Convicted JDL terrorist Steven Rambam with York University historian Irving Abella promoting their Fifty-Confessions Hoax.
|22 July 2002|
In his 1989 Village Voice article, Oy Vey, Make My Day, Robert I. Friedman demonstrates that you are closely acquainted with Mordechai Levy, as is to be expected when the two of you have been maintaining a death grip on each other's throats for years:
But in the last few months, nothing has obsessed Levy more than his increasingly bitter feud with two rival Jewish militants West Coast JDL boss Irv Rubin and convicted JDL terrorist Steven Rombom. [...]
Rambam engaged in a public records investigation about Levy, and asserts that
Mordechai Levy owns real property in Los Angeles County, maintains post office box
No. 25764 in Los Angeles, operates a service station known as Mottys Arco in Anaheim,
owes the Franchise Tax Board about $13,000 in taxes, and participated in other
California lawsuits as a plaintiff and defendant. Levy provided a declaration stating that
his own investigation revealed that there is a person known as Mordechai Motty Levy, a
native of Maryland, who moved to North Hollywood in 1992, and then moved to Los
Angeles in 1995, and maintains post office box No. 25764, along with an Andrina Levy,
probably his wife. Levy declared that he is not Mordechai Motty Levy, that a social
security number associated with Motty Levy is not his social security number, and that
Rambam was deliberately confusing Motty Levy with him; he has never heard of this
other Levy who is in no way connected with him. Levy also denied that he is married
and denied that he or the JDO invoked the benefits or protection of California law. [...]
Mrs. Elsie Zimmerman's predicament started with her realization that desertion was not a basis for divorce in New York where she lived, but was in New Jersey, where she did not live. Her New Jersey lawyer attempted to resolve the predicament by giving her a New Jersey address. This deception ended with her and a witness of hers, "Merrick," pleading guilty to criminal contempt of court consisting of perjury, and with another witness of hers, "Thomas Rady," being tried and convicted of same. Of particular interest here is Mrs. Zimmerman's lawyer who also was summarily convicted of a contempt which in substance amounted to subornation of perjury, and who appealed his conviction before the Superior Court of New Jersey Appellate Division, which appeal is quoted from below.
Mrs. Zimmerman's lawyer is referred to here as the Anonymous Lawyer because he is never identified by name, but rather is variously referred to as the "appellant," or Mrs. Elsie Zimmerman's "attorney," or her "solicitor," and once as a "counsellor at law." The story of the Anonymous Lawyer of Very Good Reputation runs as follows:
Each of the witnesses for the State had either pleaded guilty or been convicted of a contempt which was in substance wilful perjury. While they were not thereby disqualified from testifying against appellant [Citations], the weight to be given their testimony was seriously impaired. Put against that the obvious interest that appellant had in denying the charge.

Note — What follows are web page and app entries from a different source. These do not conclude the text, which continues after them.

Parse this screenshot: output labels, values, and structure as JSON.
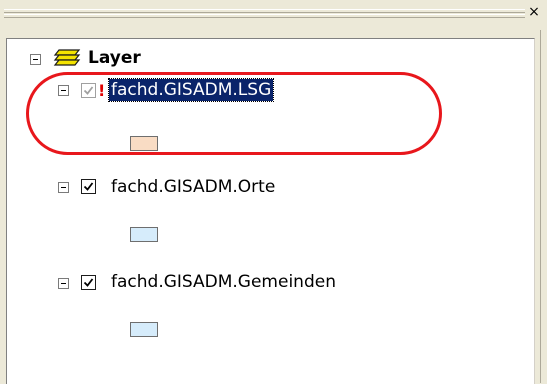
{
  "window": {
    "close_glyph": "×"
  },
  "toc": {
    "root": {
      "label": "Layer",
      "icon": "layers-icon"
    },
    "layers": [
      {
        "label": "fachd.GISADM.LSG",
        "checked": true,
        "disabled": true,
        "warning": "!",
        "selected": true,
        "symbol_color": "#f9dcc4"
      },
      {
        "label": "fachd.GISADM.Orte",
        "checked": true,
        "disabled": false,
        "selected": false,
        "symbol_color": "#d6ecfb"
      },
      {
        "label": "fachd.GISADM.Gemeinden",
        "checked": true,
        "disabled": false,
        "selected": false,
        "symbol_color": "#d6ecfb"
      }
    ]
  },
  "colors": {
    "annotation_ring": "#e8171c",
    "selection": "#0a246a"
  }
}
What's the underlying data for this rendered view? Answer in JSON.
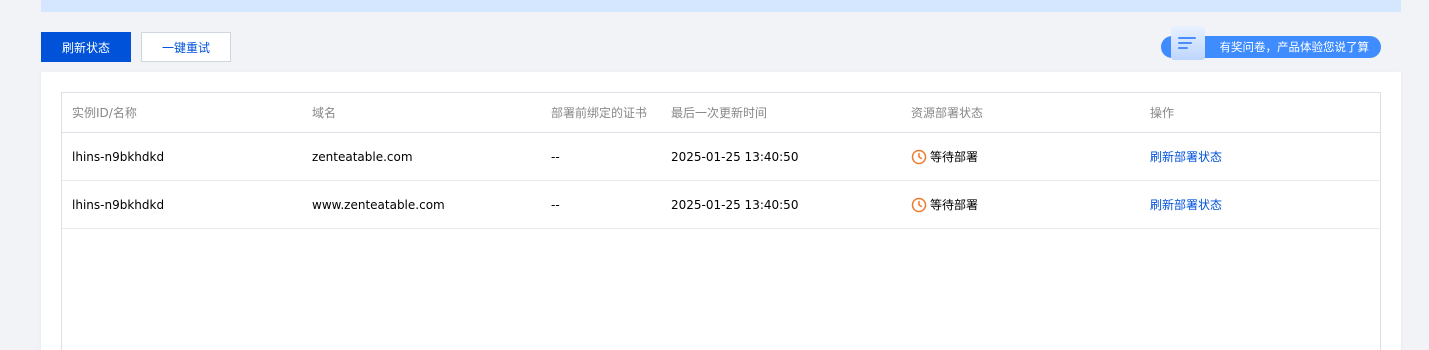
{
  "toolbar": {
    "refresh_status_label": "刷新状态",
    "retry_all_label": "一键重试"
  },
  "survey": {
    "label": "有奖问卷，产品体验您说了算"
  },
  "table": {
    "headers": [
      "实例ID/名称",
      "域名",
      "部署前绑定的证书",
      "最后一次更新时间",
      "资源部署状态",
      "操作"
    ],
    "rows": [
      {
        "instance_id": "lhins-n9bkhdkd",
        "domain": "zenteatable.com",
        "bound_cert": "--",
        "updated_at": "2025-01-25 13:40:50",
        "status": "等待部署",
        "status_icon": "clock-icon",
        "action": "刷新部署状态"
      },
      {
        "instance_id": "lhins-n9bkhdkd",
        "domain": "www.zenteatable.com",
        "bound_cert": "--",
        "updated_at": "2025-01-25 13:40:50",
        "status": "等待部署",
        "status_icon": "clock-icon",
        "action": "刷新部署状态"
      }
    ]
  },
  "colors": {
    "primary": "#0052d9",
    "pending": "#ed7b2f",
    "banner": "#d5e7ff"
  }
}
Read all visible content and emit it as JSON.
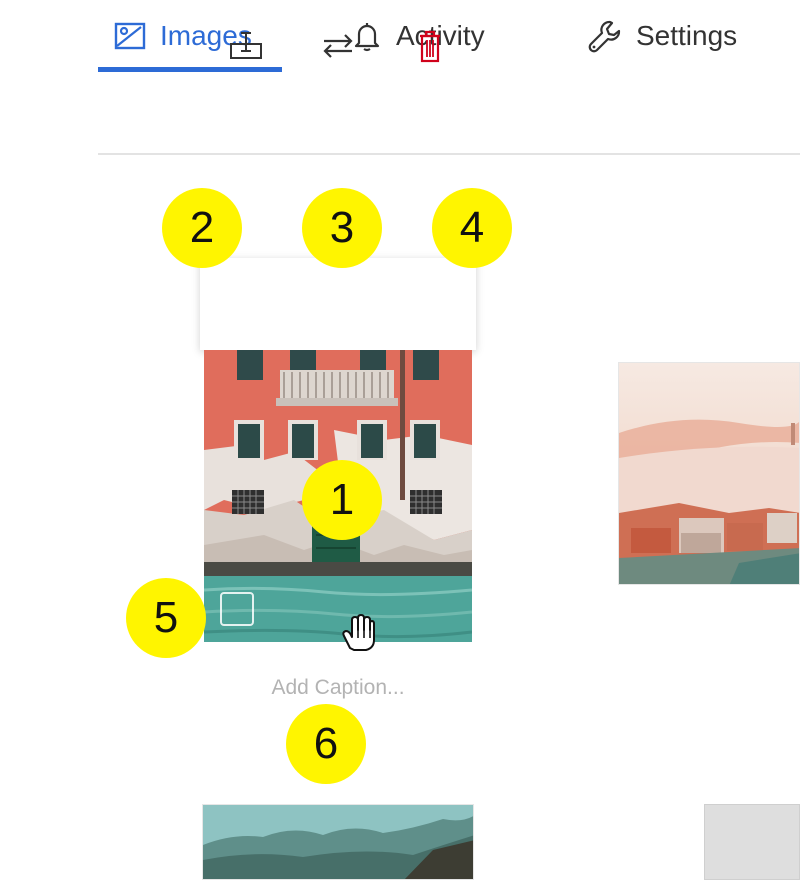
{
  "tabs": [
    {
      "label": "Images",
      "icon": "image-icon",
      "active": true
    },
    {
      "label": "Activity",
      "icon": "bell-icon",
      "active": false
    },
    {
      "label": "Settings",
      "icon": "wrench-icon",
      "active": false
    }
  ],
  "toolbar": {
    "buttons": [
      {
        "icon": "caption-icon"
      },
      {
        "icon": "replace-icon"
      },
      {
        "icon": "trash-icon"
      }
    ]
  },
  "caption": {
    "placeholder": "Add Caption..."
  },
  "markers": [
    "1",
    "2",
    "3",
    "4",
    "5",
    "6"
  ],
  "colors": {
    "accent": "#2d6bd6",
    "marker": "#fff500",
    "delete": "#d0021b",
    "divider": "#e3e3e3"
  }
}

Liars are disbelieved.
Both sides had convictions for perjury-related crimes.
A 1950 lawyer could not have been running a paperless office.
We realize that weaknesses in appellant's case, such as the odd fact that during the 15 month's period Mrs. Zimmerman's case was pending, he never communicated with her by mail; the curious tone of the letter he wrote her immediately after the hearing; the puzzle of the color of the ink with which she signed sundry papers. Yet, after a full consideration of these circumstances and of the entire case, we do not find that the evidence establishes the guilt of the appellant.
Recklessness toward uninvolved parties.
A deception with no chance of success.
A question of leniency.